## Material supplied
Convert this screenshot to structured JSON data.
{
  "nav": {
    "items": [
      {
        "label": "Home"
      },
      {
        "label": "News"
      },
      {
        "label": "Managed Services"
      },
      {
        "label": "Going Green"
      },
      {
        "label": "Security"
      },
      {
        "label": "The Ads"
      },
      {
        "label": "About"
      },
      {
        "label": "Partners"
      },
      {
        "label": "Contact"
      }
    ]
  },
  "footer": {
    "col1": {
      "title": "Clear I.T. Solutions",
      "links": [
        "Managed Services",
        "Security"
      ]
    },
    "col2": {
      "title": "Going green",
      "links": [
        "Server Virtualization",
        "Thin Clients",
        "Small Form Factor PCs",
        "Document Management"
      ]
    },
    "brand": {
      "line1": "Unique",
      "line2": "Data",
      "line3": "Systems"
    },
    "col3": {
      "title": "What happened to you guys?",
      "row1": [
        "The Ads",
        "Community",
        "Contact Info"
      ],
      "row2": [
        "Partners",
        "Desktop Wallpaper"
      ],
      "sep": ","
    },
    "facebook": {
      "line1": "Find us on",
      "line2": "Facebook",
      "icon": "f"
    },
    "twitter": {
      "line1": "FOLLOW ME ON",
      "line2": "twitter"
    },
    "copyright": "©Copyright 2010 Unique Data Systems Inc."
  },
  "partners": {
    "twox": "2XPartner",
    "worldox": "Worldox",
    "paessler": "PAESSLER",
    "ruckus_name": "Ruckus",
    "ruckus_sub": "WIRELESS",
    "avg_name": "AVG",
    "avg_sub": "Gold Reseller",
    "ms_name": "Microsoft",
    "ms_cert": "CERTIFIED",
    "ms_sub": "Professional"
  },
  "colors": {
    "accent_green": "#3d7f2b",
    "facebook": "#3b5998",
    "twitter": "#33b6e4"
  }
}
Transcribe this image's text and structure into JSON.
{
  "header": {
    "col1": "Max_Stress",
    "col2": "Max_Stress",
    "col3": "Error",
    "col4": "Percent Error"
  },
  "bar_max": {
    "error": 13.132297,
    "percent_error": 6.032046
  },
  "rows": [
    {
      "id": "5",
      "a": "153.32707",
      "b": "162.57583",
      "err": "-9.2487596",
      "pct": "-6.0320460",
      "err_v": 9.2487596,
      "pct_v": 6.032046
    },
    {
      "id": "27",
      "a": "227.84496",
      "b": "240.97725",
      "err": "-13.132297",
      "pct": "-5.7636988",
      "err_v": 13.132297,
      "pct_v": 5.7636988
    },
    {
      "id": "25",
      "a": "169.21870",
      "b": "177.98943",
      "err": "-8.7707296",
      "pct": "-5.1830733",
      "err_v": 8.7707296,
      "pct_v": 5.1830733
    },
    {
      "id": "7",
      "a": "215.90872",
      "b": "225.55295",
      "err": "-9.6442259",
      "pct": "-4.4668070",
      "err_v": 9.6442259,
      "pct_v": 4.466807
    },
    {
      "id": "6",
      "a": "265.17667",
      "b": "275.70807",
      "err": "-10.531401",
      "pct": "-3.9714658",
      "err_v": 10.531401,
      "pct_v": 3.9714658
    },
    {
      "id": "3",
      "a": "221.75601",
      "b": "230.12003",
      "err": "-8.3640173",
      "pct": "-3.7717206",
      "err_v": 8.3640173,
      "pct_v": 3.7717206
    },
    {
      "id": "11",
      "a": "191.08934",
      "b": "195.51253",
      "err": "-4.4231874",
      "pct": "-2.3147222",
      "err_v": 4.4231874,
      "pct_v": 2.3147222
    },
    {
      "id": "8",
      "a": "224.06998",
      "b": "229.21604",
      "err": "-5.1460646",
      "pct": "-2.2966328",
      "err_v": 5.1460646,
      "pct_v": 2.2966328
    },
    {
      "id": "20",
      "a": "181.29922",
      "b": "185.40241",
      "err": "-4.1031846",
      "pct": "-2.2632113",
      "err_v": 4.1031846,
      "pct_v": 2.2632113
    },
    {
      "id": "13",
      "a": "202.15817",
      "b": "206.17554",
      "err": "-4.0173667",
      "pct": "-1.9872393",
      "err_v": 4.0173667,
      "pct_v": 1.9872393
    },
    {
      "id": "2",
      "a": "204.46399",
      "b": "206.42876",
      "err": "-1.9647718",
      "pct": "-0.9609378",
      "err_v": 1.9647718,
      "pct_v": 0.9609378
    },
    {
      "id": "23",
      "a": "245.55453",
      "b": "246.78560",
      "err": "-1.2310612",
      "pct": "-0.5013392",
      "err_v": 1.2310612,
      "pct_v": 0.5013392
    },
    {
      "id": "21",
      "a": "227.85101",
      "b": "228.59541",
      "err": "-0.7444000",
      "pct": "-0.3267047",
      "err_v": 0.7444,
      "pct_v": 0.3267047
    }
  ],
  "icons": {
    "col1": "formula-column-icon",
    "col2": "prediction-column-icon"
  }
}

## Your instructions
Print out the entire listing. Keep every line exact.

## Exercise answer
Convert this screenshot to structured JSON data.
{
  "nav": {
    "items": [
      {
        "label": "Home"
      },
      {
        "label": "News"
      },
      {
        "label": "Managed Services"
      },
      {
        "label": "Going Green"
      },
      {
        "label": "Security"
      },
      {
        "label": "The Ads"
      },
      {
        "label": "About"
      },
      {
        "label": "Partners"
      },
      {
        "label": "Contact"
      }
    ]
  },
  "footer": {
    "col1": {
      "title": "Clear I.T. Solutions",
      "links": [
        "Managed Services",
        "Security"
      ]
    },
    "col2": {
      "title": "Going green",
      "links": [
        "Server Virtualization",
        "Thin Clients",
        "Small Form Factor PCs",
        "Document Management"
      ]
    },
    "brand": {
      "line1": "Unique",
      "line2": "Data",
      "line3": "Systems"
    },
    "col3": {
      "title": "What happened to you guys?",
      "row1": [
        "The Ads",
        "Community",
        "Contact Info"
      ],
      "row2": [
        "Partners",
        "Desktop Wallpaper"
      ],
      "sep": ","
    },
    "facebook": {
      "line1": "Find us on",
      "line2": "Facebook",
      "icon": "f"
    },
    "twitter": {
      "line1": "FOLLOW ME ON",
      "line2": "twitter"
    },
    "copyright": "©Copyright 2010 Unique Data Systems Inc."
  },
  "partners": {
    "twox": "2XPartner",
    "worldox": "Worldox",
    "paessler": "PAESSLER",
    "ruckus_name": "Ruckus",
    "ruckus_sub": "WIRELESS",
    "avg_name": "AVG",
    "avg_sub": "Gold Reseller",
    "ms_name": "Microsoft",
    "ms_cert": "CERTIFIED",
    "ms_sub": "Professional"
  },
  "colors": {
    "accent_green": "#3d7f2b",
    "facebook": "#3b5998",
    "twitter": "#33b6e4"
  }
}
Transcribe this image's text and structure into JSON.
{
  "header": {
    "col1": "Max_Stress",
    "col2": "Max_Stress",
    "col3": "Error",
    "col4": "Percent Error"
  },
  "bar_max": {
    "error": 13.132297,
    "percent_error": 6.032046
  },
  "rows": [
    {
      "id": "5",
      "a": "153.32707",
      "b": "162.57583",
      "err": "-9.2487596",
      "pct": "-6.0320460",
      "err_v": 9.2487596,
      "pct_v": 6.032046
    },
    {
      "id": "27",
      "a": "227.84496",
      "b": "240.97725",
      "err": "-13.132297",
      "pct": "-5.7636988",
      "err_v": 13.132297,
      "pct_v": 5.7636988
    },
    {
      "id": "25",
      "a": "169.21870",
      "b": "177.98943",
      "err": "-8.7707296",
      "pct": "-5.1830733",
      "err_v": 8.7707296,
      "pct_v": 5.1830733
    },
    {
      "id": "7",
      "a": "215.90872",
      "b": "225.55295",
      "err": "-9.6442259",
      "pct": "-4.4668070",
      "err_v": 9.6442259,
      "pct_v": 4.466807
    },
    {
      "id": "6",
      "a": "265.17667",
      "b": "275.70807",
      "err": "-10.531401",
      "pct": "-3.9714658",
      "err_v": 10.531401,
      "pct_v": 3.9714658
    },
    {
      "id": "3",
      "a": "221.75601",
      "b": "230.12003",
      "err": "-8.3640173",
      "pct": "-3.7717206",
      "err_v": 8.3640173,
      "pct_v": 3.7717206
    },
    {
      "id": "11",
      "a": "191.08934",
      "b": "195.51253",
      "err": "-4.4231874",
      "pct": "-2.3147222",
      "err_v": 4.4231874,
      "pct_v": 2.3147222
    },
    {
      "id": "8",
      "a": "224.06998",
      "b": "229.21604",
      "err": "-5.1460646",
      "pct": "-2.2966328",
      "err_v": 5.1460646,
      "pct_v": 2.2966328
    },
    {
      "id": "20",
      "a": "181.29922",
      "b": "185.40241",
      "err": "-4.1031846",
      "pct": "-2.2632113",
      "err_v": 4.1031846,
      "pct_v": 2.2632113
    },
    {
      "id": "13",
      "a": "202.15817",
      "b": "206.17554",
      "err": "-4.0173667",
      "pct": "-1.9872393",
      "err_v": 4.0173667,
      "pct_v": 1.9872393
    },
    {
      "id": "2",
      "a": "204.46399",
      "b": "206.42876",
      "err": "-1.9647718",
      "pct": "-0.9609378",
      "err_v": 1.9647718,
      "pct_v": 0.9609378
    },
    {
      "id": "23",
      "a": "245.55453",
      "b": "246.78560",
      "err": "-1.2310612",
      "pct": "-0.5013392",
      "err_v": 1.2310612,
      "pct_v": 0.5013392
    },
    {
      "id": "21",
      "a": "227.85101",
      "b": "228.59541",
      "err": "-0.7444000",
      "pct": "-0.3267047",
      "err_v": 0.7444,
      "pct_v": 0.3267047
    }
  ],
  "icons": {
    "col1": "formula-column-icon",
    "col2": "prediction-column-icon"
  }
}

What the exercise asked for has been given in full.